** Task statement **
Whatever appears in the listing must be reproduced exactly.

** Input for this task **
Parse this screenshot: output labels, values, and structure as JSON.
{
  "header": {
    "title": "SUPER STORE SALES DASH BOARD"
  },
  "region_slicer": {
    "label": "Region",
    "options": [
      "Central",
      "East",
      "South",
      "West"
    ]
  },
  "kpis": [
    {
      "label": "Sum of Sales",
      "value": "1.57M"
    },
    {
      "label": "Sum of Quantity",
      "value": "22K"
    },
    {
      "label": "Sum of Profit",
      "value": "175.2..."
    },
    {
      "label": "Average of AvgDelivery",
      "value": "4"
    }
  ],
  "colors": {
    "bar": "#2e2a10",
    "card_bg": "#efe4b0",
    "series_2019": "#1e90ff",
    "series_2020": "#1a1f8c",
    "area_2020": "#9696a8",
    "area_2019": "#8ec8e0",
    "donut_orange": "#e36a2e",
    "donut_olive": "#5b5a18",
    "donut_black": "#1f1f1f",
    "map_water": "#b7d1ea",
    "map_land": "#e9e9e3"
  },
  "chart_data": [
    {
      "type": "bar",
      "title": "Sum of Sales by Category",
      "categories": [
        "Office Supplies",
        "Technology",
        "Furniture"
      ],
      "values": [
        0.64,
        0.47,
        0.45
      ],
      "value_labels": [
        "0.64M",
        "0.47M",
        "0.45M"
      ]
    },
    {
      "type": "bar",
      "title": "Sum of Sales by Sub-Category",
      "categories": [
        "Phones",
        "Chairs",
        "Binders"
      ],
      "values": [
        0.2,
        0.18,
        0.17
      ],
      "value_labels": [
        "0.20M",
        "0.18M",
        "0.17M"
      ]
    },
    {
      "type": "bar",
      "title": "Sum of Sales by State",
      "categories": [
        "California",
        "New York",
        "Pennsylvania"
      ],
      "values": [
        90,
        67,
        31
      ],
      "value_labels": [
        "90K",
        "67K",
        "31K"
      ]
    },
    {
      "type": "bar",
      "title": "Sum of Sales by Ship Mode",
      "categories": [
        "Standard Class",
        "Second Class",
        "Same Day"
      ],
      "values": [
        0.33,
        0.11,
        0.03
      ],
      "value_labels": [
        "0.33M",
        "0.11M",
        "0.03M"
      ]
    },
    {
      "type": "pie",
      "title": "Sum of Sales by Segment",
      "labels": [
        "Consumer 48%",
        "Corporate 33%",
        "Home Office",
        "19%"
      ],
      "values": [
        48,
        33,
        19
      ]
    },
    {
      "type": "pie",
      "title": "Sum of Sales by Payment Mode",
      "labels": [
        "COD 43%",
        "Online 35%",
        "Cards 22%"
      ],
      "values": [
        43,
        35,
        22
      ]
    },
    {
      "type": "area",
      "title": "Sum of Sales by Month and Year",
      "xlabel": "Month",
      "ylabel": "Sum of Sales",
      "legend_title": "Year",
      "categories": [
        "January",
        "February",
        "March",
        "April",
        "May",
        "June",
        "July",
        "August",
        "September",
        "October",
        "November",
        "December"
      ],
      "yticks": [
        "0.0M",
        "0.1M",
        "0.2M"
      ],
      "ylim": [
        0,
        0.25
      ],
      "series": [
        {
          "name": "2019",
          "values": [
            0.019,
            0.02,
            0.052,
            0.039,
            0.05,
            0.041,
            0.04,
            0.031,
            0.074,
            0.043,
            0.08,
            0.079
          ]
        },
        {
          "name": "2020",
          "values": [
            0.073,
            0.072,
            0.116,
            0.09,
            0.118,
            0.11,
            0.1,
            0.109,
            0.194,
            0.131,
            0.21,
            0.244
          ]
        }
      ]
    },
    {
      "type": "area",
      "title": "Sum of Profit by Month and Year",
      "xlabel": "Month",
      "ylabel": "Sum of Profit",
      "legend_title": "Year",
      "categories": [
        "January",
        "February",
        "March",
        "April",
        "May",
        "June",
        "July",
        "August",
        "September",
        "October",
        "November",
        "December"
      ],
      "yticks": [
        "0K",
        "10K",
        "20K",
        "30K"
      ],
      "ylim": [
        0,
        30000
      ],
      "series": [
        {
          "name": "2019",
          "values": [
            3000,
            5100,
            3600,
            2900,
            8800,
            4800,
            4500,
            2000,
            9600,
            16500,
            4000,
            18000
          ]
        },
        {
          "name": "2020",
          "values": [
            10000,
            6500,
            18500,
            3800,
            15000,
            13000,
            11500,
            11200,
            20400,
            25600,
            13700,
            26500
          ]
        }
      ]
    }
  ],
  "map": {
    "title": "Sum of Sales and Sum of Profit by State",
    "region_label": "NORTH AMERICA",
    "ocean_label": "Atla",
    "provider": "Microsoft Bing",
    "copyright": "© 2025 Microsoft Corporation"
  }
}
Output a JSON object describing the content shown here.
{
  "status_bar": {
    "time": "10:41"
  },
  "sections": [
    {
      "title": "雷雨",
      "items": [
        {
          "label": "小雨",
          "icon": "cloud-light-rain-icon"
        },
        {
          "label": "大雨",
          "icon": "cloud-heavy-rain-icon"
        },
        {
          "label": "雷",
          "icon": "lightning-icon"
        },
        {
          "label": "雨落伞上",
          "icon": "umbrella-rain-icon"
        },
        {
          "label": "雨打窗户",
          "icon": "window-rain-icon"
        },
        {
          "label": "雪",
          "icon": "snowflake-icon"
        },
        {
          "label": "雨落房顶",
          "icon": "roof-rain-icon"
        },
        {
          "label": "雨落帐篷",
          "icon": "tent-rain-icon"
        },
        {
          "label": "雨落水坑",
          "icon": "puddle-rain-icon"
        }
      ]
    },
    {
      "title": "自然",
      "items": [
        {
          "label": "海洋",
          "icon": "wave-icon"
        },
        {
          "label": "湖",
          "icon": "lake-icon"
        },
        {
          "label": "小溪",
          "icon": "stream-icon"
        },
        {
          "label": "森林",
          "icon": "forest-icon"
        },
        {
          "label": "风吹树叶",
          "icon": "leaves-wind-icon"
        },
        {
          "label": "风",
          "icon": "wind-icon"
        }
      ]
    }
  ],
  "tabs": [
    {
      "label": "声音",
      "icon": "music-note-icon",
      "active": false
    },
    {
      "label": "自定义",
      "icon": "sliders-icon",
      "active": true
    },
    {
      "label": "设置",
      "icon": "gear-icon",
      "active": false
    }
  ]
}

** Solution below **
Parse this screenshot: output labels, values, and structure as JSON.
{
  "header": {
    "title": "SUPER STORE SALES DASH BOARD"
  },
  "region_slicer": {
    "label": "Region",
    "options": [
      "Central",
      "East",
      "South",
      "West"
    ]
  },
  "kpis": [
    {
      "label": "Sum of Sales",
      "value": "1.57M"
    },
    {
      "label": "Sum of Quantity",
      "value": "22K"
    },
    {
      "label": "Sum of Profit",
      "value": "175.2..."
    },
    {
      "label": "Average of AvgDelivery",
      "value": "4"
    }
  ],
  "colors": {
    "bar": "#2e2a10",
    "card_bg": "#efe4b0",
    "series_2019": "#1e90ff",
    "series_2020": "#1a1f8c",
    "area_2020": "#9696a8",
    "area_2019": "#8ec8e0",
    "donut_orange": "#e36a2e",
    "donut_olive": "#5b5a18",
    "donut_black": "#1f1f1f",
    "map_water": "#b7d1ea",
    "map_land": "#e9e9e3"
  },
  "chart_data": [
    {
      "type": "bar",
      "title": "Sum of Sales by Category",
      "categories": [
        "Office Supplies",
        "Technology",
        "Furniture"
      ],
      "values": [
        0.64,
        0.47,
        0.45
      ],
      "value_labels": [
        "0.64M",
        "0.47M",
        "0.45M"
      ]
    },
    {
      "type": "bar",
      "title": "Sum of Sales by Sub-Category",
      "categories": [
        "Phones",
        "Chairs",
        "Binders"
      ],
      "values": [
        0.2,
        0.18,
        0.17
      ],
      "value_labels": [
        "0.20M",
        "0.18M",
        "0.17M"
      ]
    },
    {
      "type": "bar",
      "title": "Sum of Sales by State",
      "categories": [
        "California",
        "New York",
        "Pennsylvania"
      ],
      "values": [
        90,
        67,
        31
      ],
      "value_labels": [
        "90K",
        "67K",
        "31K"
      ]
    },
    {
      "type": "bar",
      "title": "Sum of Sales by Ship Mode",
      "categories": [
        "Standard Class",
        "Second Class",
        "Same Day"
      ],
      "values": [
        0.33,
        0.11,
        0.03
      ],
      "value_labels": [
        "0.33M",
        "0.11M",
        "0.03M"
      ]
    },
    {
      "type": "pie",
      "title": "Sum of Sales by Segment",
      "labels": [
        "Consumer 48%",
        "Corporate 33%",
        "Home Office",
        "19%"
      ],
      "values": [
        48,
        33,
        19
      ]
    },
    {
      "type": "pie",
      "title": "Sum of Sales by Payment Mode",
      "labels": [
        "COD 43%",
        "Online 35%",
        "Cards 22%"
      ],
      "values": [
        43,
        35,
        22
      ]
    },
    {
      "type": "area",
      "title": "Sum of Sales by Month and Year",
      "xlabel": "Month",
      "ylabel": "Sum of Sales",
      "legend_title": "Year",
      "categories": [
        "January",
        "February",
        "March",
        "April",
        "May",
        "June",
        "July",
        "August",
        "September",
        "October",
        "November",
        "December"
      ],
      "yticks": [
        "0.0M",
        "0.1M",
        "0.2M"
      ],
      "ylim": [
        0,
        0.25
      ],
      "series": [
        {
          "name": "2019",
          "values": [
            0.019,
            0.02,
            0.052,
            0.039,
            0.05,
            0.041,
            0.04,
            0.031,
            0.074,
            0.043,
            0.08,
            0.079
          ]
        },
        {
          "name": "2020",
          "values": [
            0.073,
            0.072,
            0.116,
            0.09,
            0.118,
            0.11,
            0.1,
            0.109,
            0.194,
            0.131,
            0.21,
            0.244
          ]
        }
      ]
    },
    {
      "type": "area",
      "title": "Sum of Profit by Month and Year",
      "xlabel": "Month",
      "ylabel": "Sum of Profit",
      "legend_title": "Year",
      "categories": [
        "January",
        "February",
        "March",
        "April",
        "May",
        "June",
        "July",
        "August",
        "September",
        "October",
        "November",
        "December"
      ],
      "yticks": [
        "0K",
        "10K",
        "20K",
        "30K"
      ],
      "ylim": [
        0,
        30000
      ],
      "series": [
        {
          "name": "2019",
          "values": [
            3000,
            5100,
            3600,
            2900,
            8800,
            4800,
            4500,
            2000,
            9600,
            16500,
            4000,
            18000
          ]
        },
        {
          "name": "2020",
          "values": [
            10000,
            6500,
            18500,
            3800,
            15000,
            13000,
            11500,
            11200,
            20400,
            25600,
            13700,
            26500
          ]
        }
      ]
    }
  ],
  "map": {
    "title": "Sum of Sales and Sum of Profit by State",
    "region_label": "NORTH AMERICA",
    "ocean_label": "Atla",
    "provider": "Microsoft Bing",
    "copyright": "© 2025 Microsoft Corporation"
  }
}
Output a JSON object describing the content shown here.
{
  "status_bar": {
    "time": "10:41"
  },
  "sections": [
    {
      "title": "雷雨",
      "items": [
        {
          "label": "小雨",
          "icon": "cloud-light-rain-icon"
        },
        {
          "label": "大雨",
          "icon": "cloud-heavy-rain-icon"
        },
        {
          "label": "雷",
          "icon": "lightning-icon"
        },
        {
          "label": "雨落伞上",
          "icon": "umbrella-rain-icon"
        },
        {
          "label": "雨打窗户",
          "icon": "window-rain-icon"
        },
        {
          "label": "雪",
          "icon": "snowflake-icon"
        },
        {
          "label": "雨落房顶",
          "icon": "roof-rain-icon"
        },
        {
          "label": "雨落帐篷",
          "icon": "tent-rain-icon"
        },
        {
          "label": "雨落水坑",
          "icon": "puddle-rain-icon"
        }
      ]
    },
    {
      "title": "自然",
      "items": [
        {
          "label": "海洋",
          "icon": "wave-icon"
        },
        {
          "label": "湖",
          "icon": "lake-icon"
        },
        {
          "label": "小溪",
          "icon": "stream-icon"
        },
        {
          "label": "森林",
          "icon": "forest-icon"
        },
        {
          "label": "风吹树叶",
          "icon": "leaves-wind-icon"
        },
        {
          "label": "风",
          "icon": "wind-icon"
        }
      ]
    }
  ],
  "tabs": [
    {
      "label": "声音",
      "icon": "music-note-icon",
      "active": false
    },
    {
      "label": "自定义",
      "icon": "sliders-icon",
      "active": true
    },
    {
      "label": "设置",
      "icon": "gear-icon",
      "active": false
    }
  ]
}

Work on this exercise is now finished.